Growing up in the royal house, the 29-year old Hatshepsut was familiar with pharaonic traditions and was also well-versed in matters of religion. She identified herself with the wife of the chief god Amun and assumed the royal regalia and symbols of the Pharaonic office. This included wearing a head cloth topped with the uraeus, an upright cobra which was recognised as a symbol of sovereignty and divine authority. In official representations she is often shown wearing the traditional false beard which was also adopted by male pharaohs.
Hatshepsut is generally regarded by Egyptologists as one of the most successful of all pharaohs, male or female. She re-established international trade networks and built a fleet of ships to trade across the Red Sea. She personally organised the most famous ancient Egyptian expedition, a voyage of 210 men in five ships to the fabled Land of Punt. The precise location of this country is still debated but Hatshepsut’s scribes described it as “The Land of the Gods, a region far to the east in the direction of the sunrise”.

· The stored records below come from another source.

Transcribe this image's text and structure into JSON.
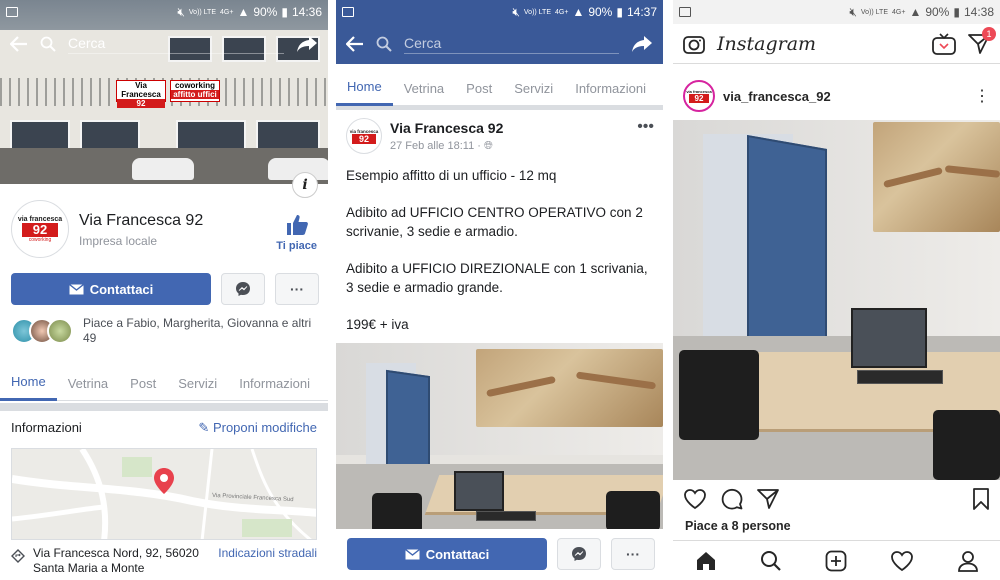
{
  "status": {
    "p1": {
      "battery": "90%",
      "time": "14:36",
      "net": "4G+"
    },
    "p2": {
      "battery": "90%",
      "time": "14:37",
      "net": "4G+"
    },
    "p3": {
      "battery": "90%",
      "time": "14:38",
      "net": "4G+"
    },
    "signal_label": "Vo)) LTE"
  },
  "page": {
    "search_placeholder": "Cerca",
    "cover_banner_left": "Via Francesca",
    "cover_banner_left_num": "92",
    "cover_banner_right": "coworking",
    "cover_banner_right_sub": "affitto uffici",
    "logo_small": "via francesca",
    "logo_num": "92",
    "logo_sub": "coworking",
    "name": "Via Francesca 92",
    "type": "Impresa locale",
    "like_label": "Ti piace",
    "contact_label": "Contattaci",
    "more_label": "···",
    "likers_text": "Piace a Fabio, Margherita, Giovanna e altri 49",
    "tabs": [
      "Home",
      "Vetrina",
      "Post",
      "Servizi",
      "Informazioni"
    ],
    "info_title": "Informazioni",
    "edit_label": "Proponi modifiche",
    "map_road_label": "Via Provinciale Francesca Sud",
    "address": "Via Francesca Nord, 92, 56020 Santa Maria a Monte",
    "directions_label": "Indicazioni stradali"
  },
  "post": {
    "author": "Via Francesca 92",
    "meta": "27 Feb alle 18:11 · ",
    "more": "•••",
    "paragraphs": [
      "Esempio affitto di un ufficio - 12 mq",
      "Adibito ad UFFICIO CENTRO OPERATIVO con 2 scrivanie, 3 sedie e armadio.",
      "Adibito a UFFICIO DIREZIONALE con 1 scrivania, 3 sedie e armadio grande.",
      "199€ + iva"
    ],
    "contact_label": "Contattaci",
    "more_label": "···"
  },
  "instagram": {
    "logo": "Instagram",
    "notification_count": "1",
    "username": "via_francesca_92",
    "more": "⋮",
    "likes_text": "Piace a 8 persone"
  },
  "colors": {
    "facebook_blue": "#3a5998",
    "link_blue": "#4267b2",
    "brand_red": "#d31b1b",
    "ig_badge": "#ed4956"
  },
  "icons": [
    "back-arrow-icon",
    "search-icon",
    "share-icon",
    "info-icon",
    "thumbs-up-icon",
    "envelope-icon",
    "messenger-icon",
    "pencil-icon",
    "map-pin-icon",
    "directions-icon",
    "globe-icon",
    "camera-icon",
    "igtv-icon",
    "direct-icon",
    "heart-icon",
    "comment-icon",
    "send-icon",
    "bookmark-icon",
    "home-icon",
    "plus-square-icon",
    "profile-icon"
  ]
}
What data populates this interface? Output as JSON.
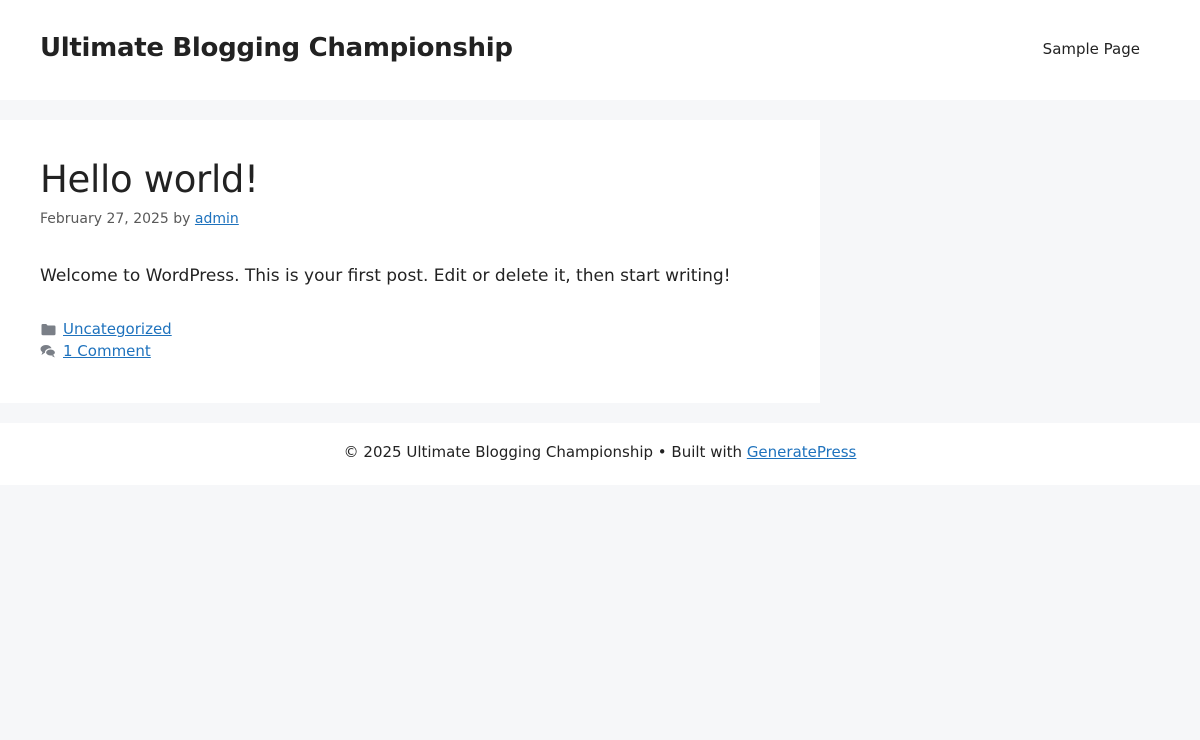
{
  "header": {
    "site_title": "Ultimate Blogging Championship",
    "nav": [
      {
        "label": "Sample Page"
      }
    ]
  },
  "post": {
    "title": "Hello world!",
    "date": "February 27, 2025",
    "by": "by",
    "author": "admin",
    "content": "Welcome to WordPress. This is your first post. Edit or delete it, then start writing!",
    "category_icon": "folder-icon",
    "category": "Uncategorized",
    "comments_icon": "comments-icon",
    "comments": "1 Comment"
  },
  "footer": {
    "copyright": "© 2025 Ultimate Blogging Championship • Built with",
    "link": "GeneratePress"
  },
  "colors": {
    "background": "#f6f7f9",
    "surface": "#ffffff",
    "text": "#222222",
    "link": "#1e72bd",
    "meta": "#595959"
  }
}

The ships returned laden with trade goods including gold, ivory, ebony, animal skins, live animals, fragrant woods, cinnamon, frankincense and myrrh. They also reputedly brought back 31 live myrrh trees, the roots carefully kept in baskets during the voyage. This is the first recorded attempt to transplant foreign trees and it is reported that Hatshepsut had them planted in the courts of her mortuary temple complex at Deir el-Bahri.
The expedition is commemorated in detailed reliefs on the walls of the temple at Deir el-Bahri, which are famous for the realistic depiction of the Queen of the Land of Punt, Queen Ati. The queen is shown (to the right in the image) as being relatively tall and generously proportioned, with large breasts and rolls of fat on her body.
Hatshepsut commissioned hundreds of construction projects during her reign. In pharaonic tradition she had monuments built at the Temple of Karnak in Luxor, erecting two obelisks at the entrance. At the time these were the tallest in the world, and one of them still stands as the tallest surviving ancient obelisk on Earth.
Also at Karnak she restored the Precinct of Mut, mother goddess and consort of Amun. This area, next to the main Temple of Karnak in Luxor, has long since fallen into disrepair but is remarkable for the enormous number of statues of the lion-headed goddess Sekhmet. (On my visit to Egypt many years ago I found this overgrown and abandoned area to be an atmospheric place, full of lion-headed statues standing, leaning over or lying on the ground, many cracked and broken. The area is little visited and off the tourist route, yet is just a few minutes away from the main temple, and I recommend it to all visitors to Egypt seeking a short respite from tour guides.).
The precise location of Hatshepsut’s tomb is unknown, but her masterpiece stands at the entrance to the Valley of the Kings. This is her great mortuary temple, designed by her vizier Senemut. It is unlike any other Egyptian temples such as those at Karnak or Philae, for instance, and the main building rises in symmetrical colonnaded tiers against a dramatic mountainous backdrop.
In fact it was the first grand building erected here and it was only later that the area became known as the Valley of the Kings when later pharaohs chose to follow her example. The site of the temple is known now as Deir el-Bahri but this is a much later Christian name which means Monastery of the North.
The walls inside the temple are covered in reliefs and hieroglyphics in magnificent colours. One section, known as the Birth Colonnade, describes the conception and birth of Hatshepsut as the daughter of Amun. The Punt Colonnade records her famous expedition to the mysterious ‘Land of the Gods’. The Royal Cult Chapel and Solar Cult Chapel depict scenes of the royal family making offerings to the gods.
Text Alun Harvey